Copy, in full, each line of the material that holds the word "District".

**Exercise data:**
_ _ _

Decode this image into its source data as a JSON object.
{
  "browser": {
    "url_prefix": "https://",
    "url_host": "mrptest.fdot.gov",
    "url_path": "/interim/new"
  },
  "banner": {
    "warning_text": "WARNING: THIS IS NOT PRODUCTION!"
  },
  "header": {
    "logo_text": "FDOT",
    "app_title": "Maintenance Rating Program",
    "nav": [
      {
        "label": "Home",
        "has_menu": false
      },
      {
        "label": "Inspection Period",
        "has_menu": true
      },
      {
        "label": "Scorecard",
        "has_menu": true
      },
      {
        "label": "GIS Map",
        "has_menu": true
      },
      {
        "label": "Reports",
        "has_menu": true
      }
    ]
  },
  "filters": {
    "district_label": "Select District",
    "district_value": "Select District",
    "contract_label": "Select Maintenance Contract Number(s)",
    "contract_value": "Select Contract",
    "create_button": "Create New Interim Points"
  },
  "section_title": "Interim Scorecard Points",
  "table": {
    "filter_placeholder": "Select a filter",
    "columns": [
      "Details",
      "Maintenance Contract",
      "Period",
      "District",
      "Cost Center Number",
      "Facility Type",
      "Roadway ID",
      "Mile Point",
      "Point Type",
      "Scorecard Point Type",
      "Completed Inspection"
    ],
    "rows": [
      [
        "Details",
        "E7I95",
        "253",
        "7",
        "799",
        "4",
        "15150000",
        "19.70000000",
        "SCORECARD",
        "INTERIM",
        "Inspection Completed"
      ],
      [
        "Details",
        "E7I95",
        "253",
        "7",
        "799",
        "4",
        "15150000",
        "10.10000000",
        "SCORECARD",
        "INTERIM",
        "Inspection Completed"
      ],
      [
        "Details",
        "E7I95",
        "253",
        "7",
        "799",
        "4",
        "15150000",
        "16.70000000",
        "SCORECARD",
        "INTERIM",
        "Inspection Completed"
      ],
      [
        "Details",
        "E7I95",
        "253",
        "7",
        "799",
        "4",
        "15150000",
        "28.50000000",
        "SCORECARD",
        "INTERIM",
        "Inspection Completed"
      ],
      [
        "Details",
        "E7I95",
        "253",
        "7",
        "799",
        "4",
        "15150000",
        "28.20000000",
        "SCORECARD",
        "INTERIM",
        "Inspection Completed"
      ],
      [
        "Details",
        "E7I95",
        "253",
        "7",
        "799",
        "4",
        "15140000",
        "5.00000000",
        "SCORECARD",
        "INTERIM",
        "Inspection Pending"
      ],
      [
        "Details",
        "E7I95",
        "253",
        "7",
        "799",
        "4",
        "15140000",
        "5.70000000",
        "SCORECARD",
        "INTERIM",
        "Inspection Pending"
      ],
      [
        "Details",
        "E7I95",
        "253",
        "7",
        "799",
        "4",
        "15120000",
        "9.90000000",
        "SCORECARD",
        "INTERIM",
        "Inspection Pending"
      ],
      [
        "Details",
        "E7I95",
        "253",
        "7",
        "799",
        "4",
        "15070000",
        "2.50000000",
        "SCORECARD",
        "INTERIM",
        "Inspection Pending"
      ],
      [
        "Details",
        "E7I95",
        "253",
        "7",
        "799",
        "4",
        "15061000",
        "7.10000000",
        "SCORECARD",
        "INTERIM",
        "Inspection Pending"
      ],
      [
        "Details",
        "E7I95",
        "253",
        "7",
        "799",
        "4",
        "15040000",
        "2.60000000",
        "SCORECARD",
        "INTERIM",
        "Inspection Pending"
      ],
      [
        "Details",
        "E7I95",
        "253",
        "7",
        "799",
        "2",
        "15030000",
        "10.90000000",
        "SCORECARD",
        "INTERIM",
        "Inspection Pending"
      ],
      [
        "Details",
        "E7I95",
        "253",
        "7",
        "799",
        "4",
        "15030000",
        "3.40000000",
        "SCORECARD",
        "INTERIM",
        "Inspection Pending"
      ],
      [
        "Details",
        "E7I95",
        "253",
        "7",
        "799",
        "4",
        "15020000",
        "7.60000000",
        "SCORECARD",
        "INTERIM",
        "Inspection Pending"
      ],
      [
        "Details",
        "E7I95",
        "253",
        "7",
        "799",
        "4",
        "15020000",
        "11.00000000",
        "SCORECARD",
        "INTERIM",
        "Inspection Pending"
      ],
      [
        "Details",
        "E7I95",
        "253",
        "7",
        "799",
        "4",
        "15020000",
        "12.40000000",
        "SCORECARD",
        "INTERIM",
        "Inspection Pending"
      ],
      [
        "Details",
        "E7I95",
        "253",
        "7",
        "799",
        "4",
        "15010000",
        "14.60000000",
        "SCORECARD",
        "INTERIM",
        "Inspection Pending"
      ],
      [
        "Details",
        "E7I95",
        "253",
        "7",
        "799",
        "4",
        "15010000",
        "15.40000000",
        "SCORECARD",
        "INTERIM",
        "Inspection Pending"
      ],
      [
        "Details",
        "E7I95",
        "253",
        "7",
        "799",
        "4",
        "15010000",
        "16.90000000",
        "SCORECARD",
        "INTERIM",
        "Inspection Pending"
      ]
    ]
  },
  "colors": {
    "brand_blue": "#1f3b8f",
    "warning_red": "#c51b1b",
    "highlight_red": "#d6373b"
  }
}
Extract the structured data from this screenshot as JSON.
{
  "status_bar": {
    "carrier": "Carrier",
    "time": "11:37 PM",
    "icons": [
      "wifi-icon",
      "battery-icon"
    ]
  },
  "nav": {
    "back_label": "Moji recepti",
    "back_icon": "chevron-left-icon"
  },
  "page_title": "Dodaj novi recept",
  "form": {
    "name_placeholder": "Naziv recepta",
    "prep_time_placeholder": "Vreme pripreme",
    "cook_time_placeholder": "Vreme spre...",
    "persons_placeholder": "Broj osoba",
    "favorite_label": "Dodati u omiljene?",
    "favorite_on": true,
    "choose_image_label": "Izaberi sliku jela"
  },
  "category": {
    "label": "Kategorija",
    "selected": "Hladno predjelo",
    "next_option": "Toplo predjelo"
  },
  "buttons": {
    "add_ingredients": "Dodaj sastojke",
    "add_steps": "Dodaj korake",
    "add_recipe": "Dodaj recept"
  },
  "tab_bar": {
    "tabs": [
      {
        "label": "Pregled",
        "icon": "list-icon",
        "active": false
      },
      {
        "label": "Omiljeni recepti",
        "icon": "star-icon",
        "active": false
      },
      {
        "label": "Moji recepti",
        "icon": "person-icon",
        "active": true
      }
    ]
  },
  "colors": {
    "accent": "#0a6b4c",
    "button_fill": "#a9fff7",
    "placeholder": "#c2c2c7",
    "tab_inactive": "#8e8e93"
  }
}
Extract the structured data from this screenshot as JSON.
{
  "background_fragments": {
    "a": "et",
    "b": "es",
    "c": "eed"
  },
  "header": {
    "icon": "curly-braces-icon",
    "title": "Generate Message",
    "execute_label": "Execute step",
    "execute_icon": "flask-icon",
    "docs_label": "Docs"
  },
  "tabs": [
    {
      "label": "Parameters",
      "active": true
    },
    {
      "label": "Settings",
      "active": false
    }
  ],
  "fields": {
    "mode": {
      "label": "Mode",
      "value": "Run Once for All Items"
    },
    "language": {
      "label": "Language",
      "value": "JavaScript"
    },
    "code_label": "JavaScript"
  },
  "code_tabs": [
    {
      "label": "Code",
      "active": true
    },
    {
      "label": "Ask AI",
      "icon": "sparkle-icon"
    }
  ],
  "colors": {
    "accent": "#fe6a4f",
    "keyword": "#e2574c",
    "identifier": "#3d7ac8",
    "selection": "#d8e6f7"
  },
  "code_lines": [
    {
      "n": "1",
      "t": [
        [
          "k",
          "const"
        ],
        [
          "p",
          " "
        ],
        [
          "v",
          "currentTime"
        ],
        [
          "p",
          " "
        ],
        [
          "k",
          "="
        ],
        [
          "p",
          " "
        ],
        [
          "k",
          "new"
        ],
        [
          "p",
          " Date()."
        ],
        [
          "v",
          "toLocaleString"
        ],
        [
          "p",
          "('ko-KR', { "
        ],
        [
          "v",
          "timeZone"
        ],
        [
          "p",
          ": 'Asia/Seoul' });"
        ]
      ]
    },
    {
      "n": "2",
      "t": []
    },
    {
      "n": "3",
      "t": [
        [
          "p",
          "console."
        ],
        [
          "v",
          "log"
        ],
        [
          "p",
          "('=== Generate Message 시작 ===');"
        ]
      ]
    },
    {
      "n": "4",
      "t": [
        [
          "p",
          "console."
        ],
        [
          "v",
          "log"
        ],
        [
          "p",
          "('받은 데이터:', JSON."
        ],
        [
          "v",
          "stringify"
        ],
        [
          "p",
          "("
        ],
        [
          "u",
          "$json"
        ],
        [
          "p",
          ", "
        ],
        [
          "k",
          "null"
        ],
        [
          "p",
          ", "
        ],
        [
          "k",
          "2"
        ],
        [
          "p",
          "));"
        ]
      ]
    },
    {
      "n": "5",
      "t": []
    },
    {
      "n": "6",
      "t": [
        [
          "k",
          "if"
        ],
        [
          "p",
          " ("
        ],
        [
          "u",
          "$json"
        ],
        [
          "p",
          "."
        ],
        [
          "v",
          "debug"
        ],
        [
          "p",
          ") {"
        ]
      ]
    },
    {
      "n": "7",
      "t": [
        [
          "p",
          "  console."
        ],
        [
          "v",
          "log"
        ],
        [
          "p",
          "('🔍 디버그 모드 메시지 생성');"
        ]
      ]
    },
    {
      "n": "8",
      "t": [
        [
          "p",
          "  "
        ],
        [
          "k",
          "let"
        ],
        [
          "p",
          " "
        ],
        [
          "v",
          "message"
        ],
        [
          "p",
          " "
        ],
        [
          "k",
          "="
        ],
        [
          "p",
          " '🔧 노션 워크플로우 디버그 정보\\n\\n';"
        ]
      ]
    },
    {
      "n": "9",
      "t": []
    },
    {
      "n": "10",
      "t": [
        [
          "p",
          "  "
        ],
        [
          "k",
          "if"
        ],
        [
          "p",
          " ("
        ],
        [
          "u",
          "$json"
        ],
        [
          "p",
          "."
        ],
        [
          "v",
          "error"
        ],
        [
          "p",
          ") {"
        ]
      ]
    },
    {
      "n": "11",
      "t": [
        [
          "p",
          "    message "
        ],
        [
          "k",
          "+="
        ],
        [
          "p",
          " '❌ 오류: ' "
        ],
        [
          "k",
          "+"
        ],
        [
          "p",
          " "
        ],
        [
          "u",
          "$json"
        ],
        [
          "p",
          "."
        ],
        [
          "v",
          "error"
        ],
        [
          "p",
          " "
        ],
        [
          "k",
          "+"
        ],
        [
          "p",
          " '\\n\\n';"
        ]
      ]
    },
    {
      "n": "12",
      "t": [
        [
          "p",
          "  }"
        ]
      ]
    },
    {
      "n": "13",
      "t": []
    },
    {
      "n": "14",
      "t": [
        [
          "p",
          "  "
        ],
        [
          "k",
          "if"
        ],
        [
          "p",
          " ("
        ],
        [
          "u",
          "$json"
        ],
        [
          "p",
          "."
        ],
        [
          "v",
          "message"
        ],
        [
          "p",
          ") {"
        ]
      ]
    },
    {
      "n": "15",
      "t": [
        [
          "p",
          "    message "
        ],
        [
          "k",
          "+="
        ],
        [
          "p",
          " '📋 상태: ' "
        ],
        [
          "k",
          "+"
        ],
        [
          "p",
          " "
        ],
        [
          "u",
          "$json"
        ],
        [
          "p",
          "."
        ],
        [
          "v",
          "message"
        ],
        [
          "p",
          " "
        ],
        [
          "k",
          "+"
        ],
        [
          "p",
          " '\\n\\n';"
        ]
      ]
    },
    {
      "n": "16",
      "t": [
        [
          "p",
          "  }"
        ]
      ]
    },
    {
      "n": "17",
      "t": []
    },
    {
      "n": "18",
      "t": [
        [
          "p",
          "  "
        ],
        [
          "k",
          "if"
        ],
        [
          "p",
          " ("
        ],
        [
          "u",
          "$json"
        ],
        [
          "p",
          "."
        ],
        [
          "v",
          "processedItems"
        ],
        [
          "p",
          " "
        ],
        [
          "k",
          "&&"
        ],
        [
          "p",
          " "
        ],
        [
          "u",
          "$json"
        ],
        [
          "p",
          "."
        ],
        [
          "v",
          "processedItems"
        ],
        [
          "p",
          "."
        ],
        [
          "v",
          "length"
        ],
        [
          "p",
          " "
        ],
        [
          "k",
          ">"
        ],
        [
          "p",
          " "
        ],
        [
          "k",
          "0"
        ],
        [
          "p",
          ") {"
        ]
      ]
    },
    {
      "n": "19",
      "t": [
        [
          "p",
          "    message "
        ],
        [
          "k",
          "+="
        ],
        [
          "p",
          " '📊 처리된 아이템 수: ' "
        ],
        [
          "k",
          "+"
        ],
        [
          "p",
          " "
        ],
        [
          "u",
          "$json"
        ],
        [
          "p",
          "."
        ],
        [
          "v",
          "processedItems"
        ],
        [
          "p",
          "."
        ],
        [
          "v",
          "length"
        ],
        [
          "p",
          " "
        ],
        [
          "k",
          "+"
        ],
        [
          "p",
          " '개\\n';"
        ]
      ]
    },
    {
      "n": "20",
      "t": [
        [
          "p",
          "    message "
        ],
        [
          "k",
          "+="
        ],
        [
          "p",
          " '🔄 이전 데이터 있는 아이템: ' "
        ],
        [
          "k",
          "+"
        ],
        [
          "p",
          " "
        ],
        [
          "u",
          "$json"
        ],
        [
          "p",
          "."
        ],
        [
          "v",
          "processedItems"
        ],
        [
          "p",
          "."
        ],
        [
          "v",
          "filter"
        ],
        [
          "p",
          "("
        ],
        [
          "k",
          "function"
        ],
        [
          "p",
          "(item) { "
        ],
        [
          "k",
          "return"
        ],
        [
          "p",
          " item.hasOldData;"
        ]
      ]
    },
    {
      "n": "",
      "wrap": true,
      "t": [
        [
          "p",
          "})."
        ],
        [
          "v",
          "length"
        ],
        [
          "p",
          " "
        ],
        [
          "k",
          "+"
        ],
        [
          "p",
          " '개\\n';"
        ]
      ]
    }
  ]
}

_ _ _

**Exercise output:**
    "district_label": "Select District",
    "district_value": "Select District",
      "District",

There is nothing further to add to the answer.